━━ Input for this task ━━

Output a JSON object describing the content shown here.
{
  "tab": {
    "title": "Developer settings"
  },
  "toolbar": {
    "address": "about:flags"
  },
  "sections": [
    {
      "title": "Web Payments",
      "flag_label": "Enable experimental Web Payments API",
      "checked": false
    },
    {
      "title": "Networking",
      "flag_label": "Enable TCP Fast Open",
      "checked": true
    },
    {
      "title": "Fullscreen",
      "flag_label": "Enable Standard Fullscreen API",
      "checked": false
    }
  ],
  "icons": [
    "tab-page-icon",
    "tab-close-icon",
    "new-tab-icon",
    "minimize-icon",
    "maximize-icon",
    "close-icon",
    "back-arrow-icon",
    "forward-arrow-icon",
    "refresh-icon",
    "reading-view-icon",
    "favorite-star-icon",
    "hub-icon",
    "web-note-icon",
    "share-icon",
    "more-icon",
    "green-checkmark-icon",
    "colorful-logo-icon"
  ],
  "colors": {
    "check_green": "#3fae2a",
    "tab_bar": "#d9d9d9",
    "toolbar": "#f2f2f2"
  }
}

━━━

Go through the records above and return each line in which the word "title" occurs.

    "title": "Developer settings"
      "title": "Web Payments",
      "title": "Networking",
      "title": "Fullscreen",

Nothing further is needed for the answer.